- Work item
If a line in the entries contains the word "Pads", list it.

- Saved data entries
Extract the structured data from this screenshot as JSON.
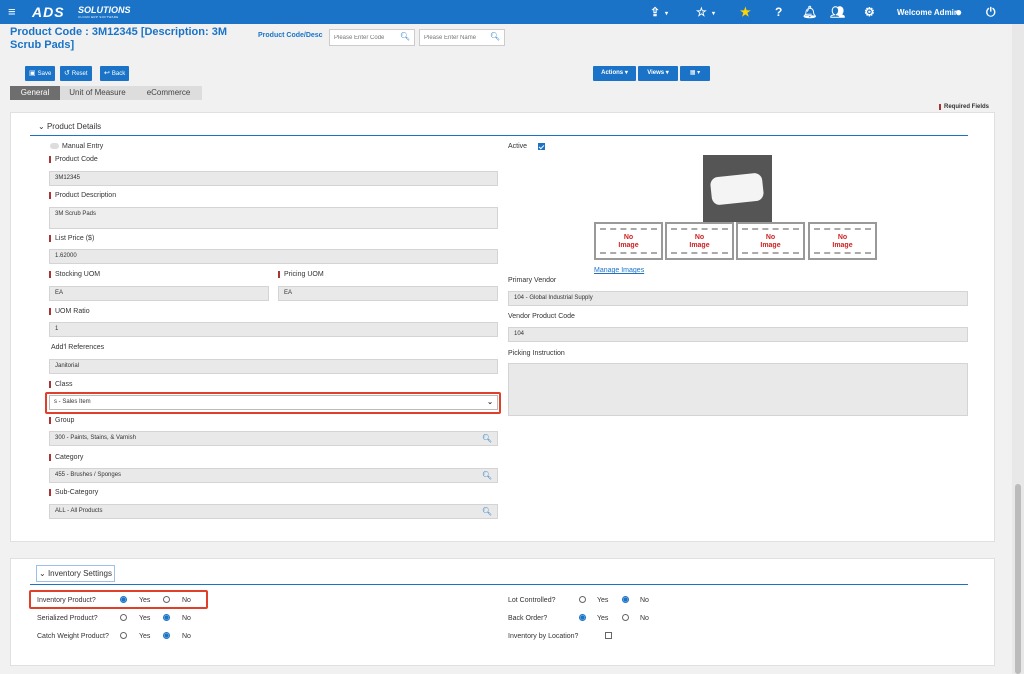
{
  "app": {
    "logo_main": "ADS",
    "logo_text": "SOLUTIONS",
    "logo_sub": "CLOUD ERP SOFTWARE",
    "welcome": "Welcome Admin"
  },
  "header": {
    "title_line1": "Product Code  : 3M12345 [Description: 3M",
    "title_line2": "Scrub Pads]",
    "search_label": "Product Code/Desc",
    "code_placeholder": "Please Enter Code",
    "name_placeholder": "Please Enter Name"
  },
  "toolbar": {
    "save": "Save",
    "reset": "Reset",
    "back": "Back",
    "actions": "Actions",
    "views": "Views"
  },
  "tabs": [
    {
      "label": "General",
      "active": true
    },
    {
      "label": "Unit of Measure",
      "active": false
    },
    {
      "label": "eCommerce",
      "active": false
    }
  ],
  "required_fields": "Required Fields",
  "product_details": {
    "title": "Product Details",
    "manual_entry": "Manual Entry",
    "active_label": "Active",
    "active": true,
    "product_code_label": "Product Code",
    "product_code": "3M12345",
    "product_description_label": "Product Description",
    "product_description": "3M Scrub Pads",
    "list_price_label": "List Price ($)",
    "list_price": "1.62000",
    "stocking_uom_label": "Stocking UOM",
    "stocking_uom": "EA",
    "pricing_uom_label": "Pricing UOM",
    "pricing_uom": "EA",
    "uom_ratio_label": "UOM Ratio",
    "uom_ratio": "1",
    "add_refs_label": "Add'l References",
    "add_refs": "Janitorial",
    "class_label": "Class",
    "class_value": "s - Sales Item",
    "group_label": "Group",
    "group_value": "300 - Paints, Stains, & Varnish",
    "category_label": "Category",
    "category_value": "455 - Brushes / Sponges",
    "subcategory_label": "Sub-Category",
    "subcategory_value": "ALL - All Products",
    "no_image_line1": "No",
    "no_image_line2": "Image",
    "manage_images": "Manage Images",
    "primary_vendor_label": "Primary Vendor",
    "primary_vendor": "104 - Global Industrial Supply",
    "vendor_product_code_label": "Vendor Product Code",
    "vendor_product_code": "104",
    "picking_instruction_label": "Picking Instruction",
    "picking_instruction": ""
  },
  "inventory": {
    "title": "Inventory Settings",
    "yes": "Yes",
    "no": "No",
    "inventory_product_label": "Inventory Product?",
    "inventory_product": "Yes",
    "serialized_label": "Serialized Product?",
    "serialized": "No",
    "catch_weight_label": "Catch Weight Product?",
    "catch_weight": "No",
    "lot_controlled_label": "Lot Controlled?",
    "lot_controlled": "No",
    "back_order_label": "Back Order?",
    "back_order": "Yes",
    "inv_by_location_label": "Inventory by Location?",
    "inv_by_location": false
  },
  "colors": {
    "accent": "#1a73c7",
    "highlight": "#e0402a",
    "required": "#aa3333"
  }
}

- Response box
    "title_line2": "Scrub Pads]",
    "product_description": "3M Scrub Pads",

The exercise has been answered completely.